***** RECORDS PROVIDED

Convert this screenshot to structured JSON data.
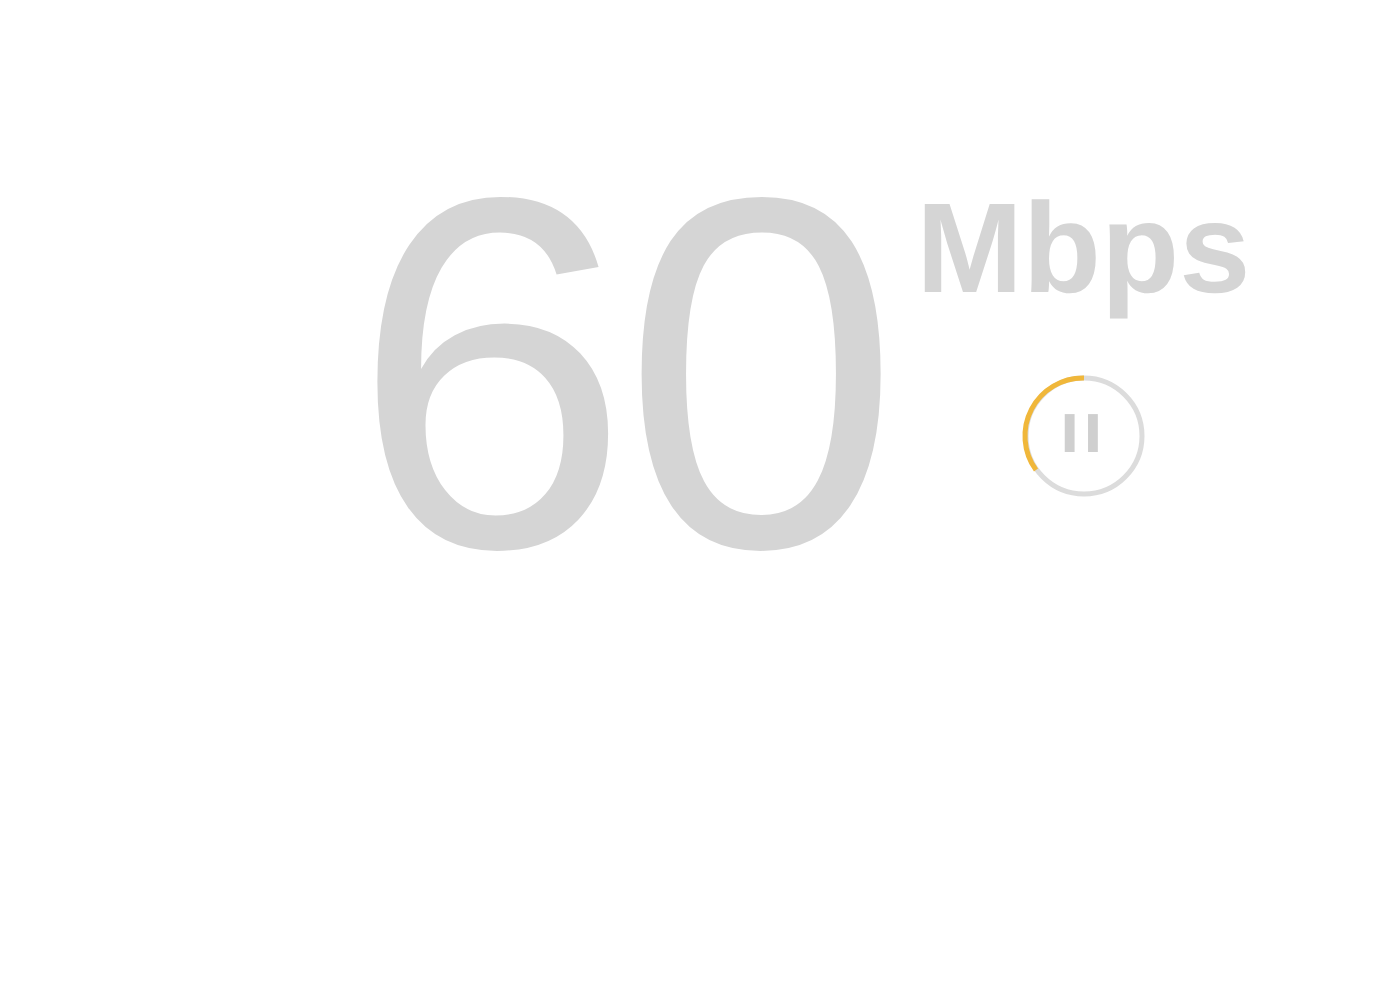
{
  "speed": {
    "value": "60",
    "unit": "Mbps"
  },
  "pause_button": {
    "label": "II"
  }
}
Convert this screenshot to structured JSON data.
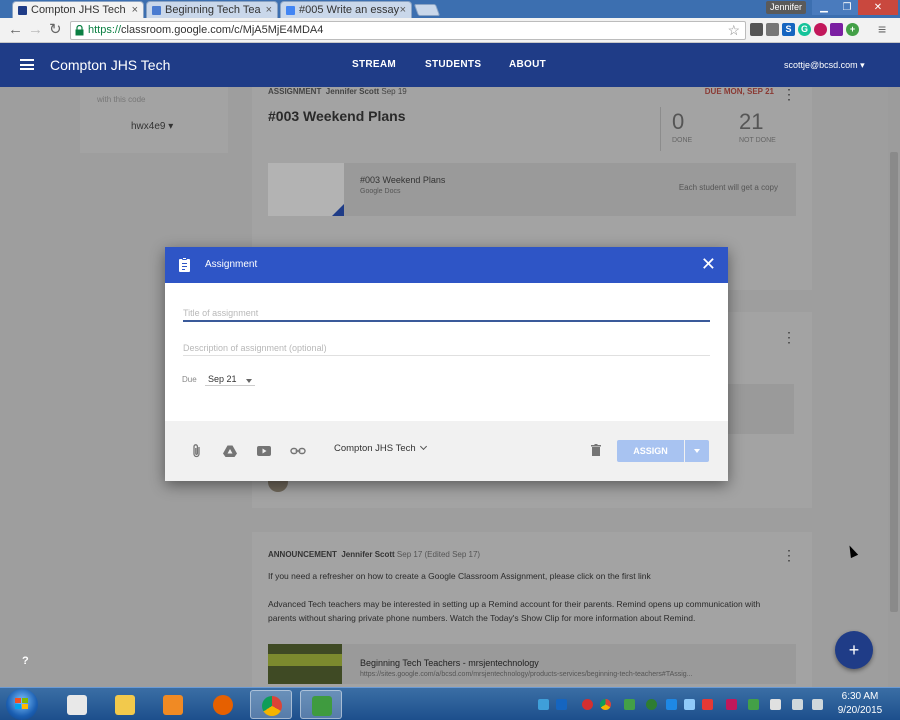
{
  "browser": {
    "tabs": [
      {
        "title": "Compton JHS Tech",
        "active": true
      },
      {
        "title": "Beginning Tech Tea",
        "active": false
      },
      {
        "title": "#005 Write an essay",
        "active": false
      }
    ],
    "close_glyph": "×",
    "profile": "Jennifer",
    "window_controls": {
      "minimize": "▁",
      "restore": "❐",
      "close": "✕"
    },
    "nav": {
      "back": "←",
      "forward": "→",
      "reload": "↻"
    },
    "url_scheme": "https://",
    "url_rest": "classroom.google.com/c/MjA5MjE4MDA4",
    "star": "☆",
    "extensions": [
      {
        "name": "screen-capture-icon",
        "color": "#555555",
        "glyph": ""
      },
      {
        "name": "cast-icon",
        "color": "#666666",
        "glyph": ""
      },
      {
        "name": "s-extension-icon",
        "color": "#1565c0",
        "glyph": "S"
      },
      {
        "name": "grammarly-icon",
        "color": "#15c39a",
        "glyph": "G"
      },
      {
        "name": "pocket-icon",
        "color": "#c2185b",
        "glyph": ""
      },
      {
        "name": "onenote-icon",
        "color": "#7b1fa2",
        "glyph": ""
      },
      {
        "name": "plus-extension-icon",
        "color": "#43a047",
        "glyph": "+"
      }
    ],
    "menu_glyph": "≡"
  },
  "app": {
    "class_name": "Compton JHS Tech",
    "tabs": [
      "STREAM",
      "STUDENTS",
      "ABOUT"
    ],
    "account": "scottje@bcsd.com",
    "accent": "#1f3c87"
  },
  "class_code": {
    "caption": "with this code",
    "code": "hwx4e9"
  },
  "assignment_post": {
    "kind": "ASSIGNMENT",
    "author": "Jennifer Scott",
    "date": "Sep 19",
    "due": "DUE MON, SEP 21",
    "title": "#003 Weekend Plans",
    "done_count": "0",
    "done_label": "DONE",
    "not_done_count": "21",
    "not_done_label": "NOT DONE",
    "attachment": {
      "name": "#003 Weekend Plans",
      "type": "Google Docs",
      "share": "Each student will get a copy"
    }
  },
  "announcement": {
    "kind": "ANNOUNCEMENT",
    "author": "Jennifer Scott",
    "date": "Sep 17 (Edited Sep 17)",
    "text1": "If you need a refresher on how to create a Google Classroom Assignment, please click on the first link",
    "text2": "Advanced Tech teachers may be interested in setting up a Remind account for their parents. Remind opens up communication with parents without sharing private phone numbers. Watch the Today's Show Clip for more information about Remind.",
    "link_title": "Beginning Tech Teachers - mrsjentechnology",
    "link_url": "https://sites.google.com/a/bcsd.com/mrsjentechnology/products-services/beginning-tech-teachers#TAssig..."
  },
  "kebab": "⋮",
  "help": "?",
  "fab": "+",
  "dialog": {
    "title": "Assignment",
    "close": "✕",
    "title_placeholder": "Title of assignment",
    "description_placeholder": "Description of assignment (optional)",
    "due_label": "Due",
    "due_value": "Sep 21",
    "class_select": "Compton JHS Tech",
    "assign_button": "ASSIGN",
    "header_color": "#2e55c6"
  },
  "taskbar": {
    "time": "6:30 AM",
    "date": "9/20/2015"
  }
}
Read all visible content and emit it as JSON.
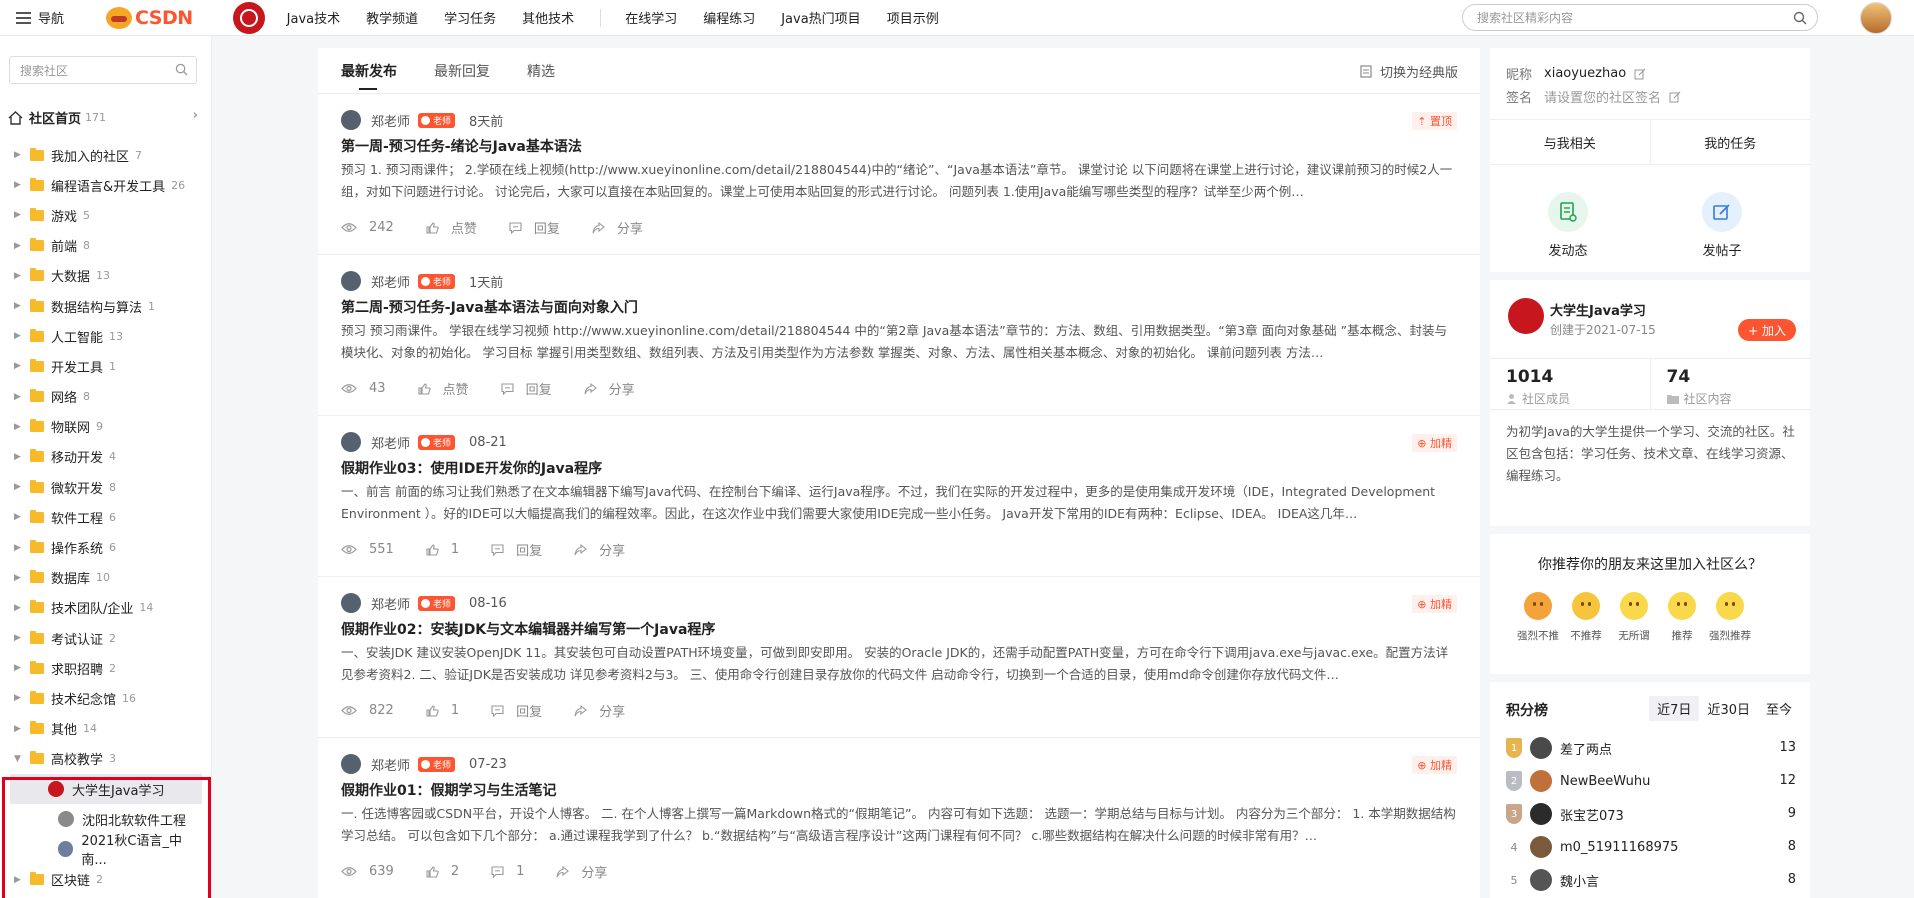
{
  "topbar": {
    "nav_label": "导航",
    "logo_text": "CSDN",
    "nav_links": [
      "Java技术",
      "教学频道",
      "学习任务",
      "其他技术"
    ],
    "nav_links2": [
      "在线学习",
      "编程练习",
      "Java热门项目",
      "项目示例"
    ],
    "search_placeholder": "搜索社区精彩内容"
  },
  "sidebar": {
    "search_placeholder": "搜索社区",
    "home_label": "社区首页",
    "home_count": "171",
    "categories": [
      {
        "label": "我加入的社区",
        "count": "7"
      },
      {
        "label": "编程语言&开发工具",
        "count": "26"
      },
      {
        "label": "游戏",
        "count": "5"
      },
      {
        "label": "前端",
        "count": "8"
      },
      {
        "label": "大数据",
        "count": "13"
      },
      {
        "label": "数据结构与算法",
        "count": "1"
      },
      {
        "label": "人工智能",
        "count": "13"
      },
      {
        "label": "开发工具",
        "count": "1"
      },
      {
        "label": "网络",
        "count": "8"
      },
      {
        "label": "物联网",
        "count": "9"
      },
      {
        "label": "移动开发",
        "count": "4"
      },
      {
        "label": "微软开发",
        "count": "8"
      },
      {
        "label": "软件工程",
        "count": "6"
      },
      {
        "label": "操作系统",
        "count": "6"
      },
      {
        "label": "数据库",
        "count": "10"
      },
      {
        "label": "技术团队/企业",
        "count": "14"
      },
      {
        "label": "考试认证",
        "count": "2"
      },
      {
        "label": "求职招聘",
        "count": "2"
      },
      {
        "label": "技术纪念馆",
        "count": "16"
      },
      {
        "label": "其他",
        "count": "14"
      }
    ],
    "expanded": {
      "label": "高校教学",
      "count": "3"
    },
    "sub_items": [
      {
        "label": "大学生Java学习",
        "color": "#c7161e"
      },
      {
        "label": "沈阳北软软件工程",
        "color": "#8a8a8a"
      },
      {
        "label": "2021秋C语言_中南...",
        "color": "#6d7f9c"
      }
    ],
    "last": {
      "label": "区块链",
      "count": "2"
    }
  },
  "feed": {
    "tabs": [
      "最新发布",
      "最新回复",
      "精选"
    ],
    "switch_label": "切换为经典版",
    "posts": [
      {
        "author": "郑老师",
        "badge": "老师",
        "time": "8天前",
        "tag": "置顶",
        "title": "第一周-预习任务-绪论与Java基本语法",
        "excerpt": "预习 1. 预习雨课件； 2.学硕在线上视频(http://www.xueyinonline.com/detail/218804544)中的“绪论”、“Java基本语法”章节。 课堂讨论 以下问题将在课堂上进行讨论，建议课前预习的时候2人一组，对如下问题进行讨论。 讨论完后，大家可以直接在本贴回复的。课堂上可使用本贴回复的形式进行讨论。 问题列表 1.使用Java能编写哪些类型的程序？试举至少两个例…",
        "views": "242",
        "likes": "点赞",
        "replies": "回复",
        "share": "分享"
      },
      {
        "author": "郑老师",
        "badge": "老师",
        "time": "1天前",
        "tag": "",
        "title": "第二周-预习任务-Java基本语法与面向对象入门",
        "excerpt": "预习 预习雨课件。 学银在线学习视频 http://www.xueyinonline.com/detail/218804544 中的“第2章 Java基本语法”章节的：方法、数组、引用数据类型。“第3章 面向对象基础 ”基本概念、封装与模块化、对象的初始化。 学习目标 掌握引用类型数组、数组列表、方法及引用类型作为方法参数 掌握类、对象、方法、属性相关基本概念、对象的初始化。 课前问题列表 方法…",
        "views": "43",
        "likes": "点赞",
        "replies": "回复",
        "share": "分享"
      },
      {
        "author": "郑老师",
        "badge": "老师",
        "time": "08-21",
        "tag": "加精",
        "title": "假期作业03：使用IDE开发你的Java程序",
        "excerpt": "一、前言 前面的练习让我们熟悉了在文本编辑器下编写Java代码、在控制台下编译、运行Java程序。不过，我们在实际的开发过程中，更多的是使用集成开发环境（IDE，Integrated Development Environment ）。好的IDE可以大幅提高我们的编程效率。因此，在这次作业中我们需要大家使用IDE完成一些小任务。 Java开发下常用的IDE有两种：Eclipse、IDEA。 IDEA这几年…",
        "views": "551",
        "likes": "1",
        "replies": "回复",
        "share": "分享"
      },
      {
        "author": "郑老师",
        "badge": "老师",
        "time": "08-16",
        "tag": "加精",
        "title": "假期作业02：安装JDK与文本编辑器并编写第一个Java程序",
        "excerpt": "一、安装JDK 建议安装OpenJDK 11。其安装包可自动设置PATH环境变量，可做到即安即用。 安装的Oracle JDK的，还需手动配置PATH变量，方可在命令行下调用java.exe与javac.exe。配置方法详见参考资料2. 二、验证JDK是否安装成功 详见参考资料2与3。 三、使用命令行创建目录存放你的代码文件 启动命令行，切换到一个合适的目录，使用md命令创建你存放代码文件…",
        "views": "822",
        "likes": "1",
        "replies": "回复",
        "share": "分享"
      },
      {
        "author": "郑老师",
        "badge": "老师",
        "time": "07-23",
        "tag": "加精",
        "title": "假期作业01：假期学习与生活笔记",
        "excerpt": "一. 任选博客园或CSDN平台，开设个人博客。 二. 在个人博客上撰写一篇Markdown格式的“假期笔记”。 内容可有如下选题： 选题一：学期总结与目标与计划。 内容分为三个部分： 1. 本学期数据结构学习总结。 可以包含如下几个部分： a.通过课程我学到了什么？ b.“数据结构”与“高级语言程序设计”这两门课程有何不同？ c.哪些数据结构在解决什么问题的时候非常有用？…",
        "views": "639",
        "likes": "2",
        "replies": "1",
        "share": "分享"
      }
    ]
  },
  "profile": {
    "nick_label": "昵称",
    "nick_value": "xiaoyuezhao",
    "sign_label": "签名",
    "sign_value": "请设置您的社区签名",
    "tab_related": "与我相关",
    "tab_tasks": "我的任务",
    "post_dynamic": "发动态",
    "post_thread": "发帖子"
  },
  "community": {
    "name": "大学生Java学习",
    "created": "创建于2021-07-15",
    "join_label": "+ 加入",
    "members": "1014",
    "members_label": "社区成员",
    "contents": "74",
    "contents_label": "社区内容",
    "desc": "为初学Java的大学生提供一个学习、交流的社区。社区包含包括：学习任务、技术文章、在线学习资源、编程练习。"
  },
  "recommend": {
    "question": "你推荐你的朋友来这里加入社区么？",
    "options": [
      {
        "label": "强烈不推",
        "color": "#f4a23a"
      },
      {
        "label": "不推荐",
        "color": "#f7c53d"
      },
      {
        "label": "无所谓",
        "color": "#f9d84a"
      },
      {
        "label": "推荐",
        "color": "#f9d84a"
      },
      {
        "label": "强烈推荐",
        "color": "#f9d84a"
      }
    ]
  },
  "ranking": {
    "title": "积分榜",
    "tabs": [
      "近7日",
      "近30日",
      "至今"
    ],
    "rows": [
      {
        "rank": "1",
        "name": "差了两点",
        "score": "13"
      },
      {
        "rank": "2",
        "name": "NewBeeWuhu",
        "score": "12"
      },
      {
        "rank": "3",
        "name": "张宝艺073",
        "score": "9"
      },
      {
        "rank": "4",
        "name": "m0_51911168975",
        "score": "8"
      },
      {
        "rank": "5",
        "name": "魏小言",
        "score": "8"
      }
    ]
  }
}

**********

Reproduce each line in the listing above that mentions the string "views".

PROBLEM SOLUTION
        "views": "242",
        "views": "43",
        "views": "551",
        "views": "822",
        "views": "639",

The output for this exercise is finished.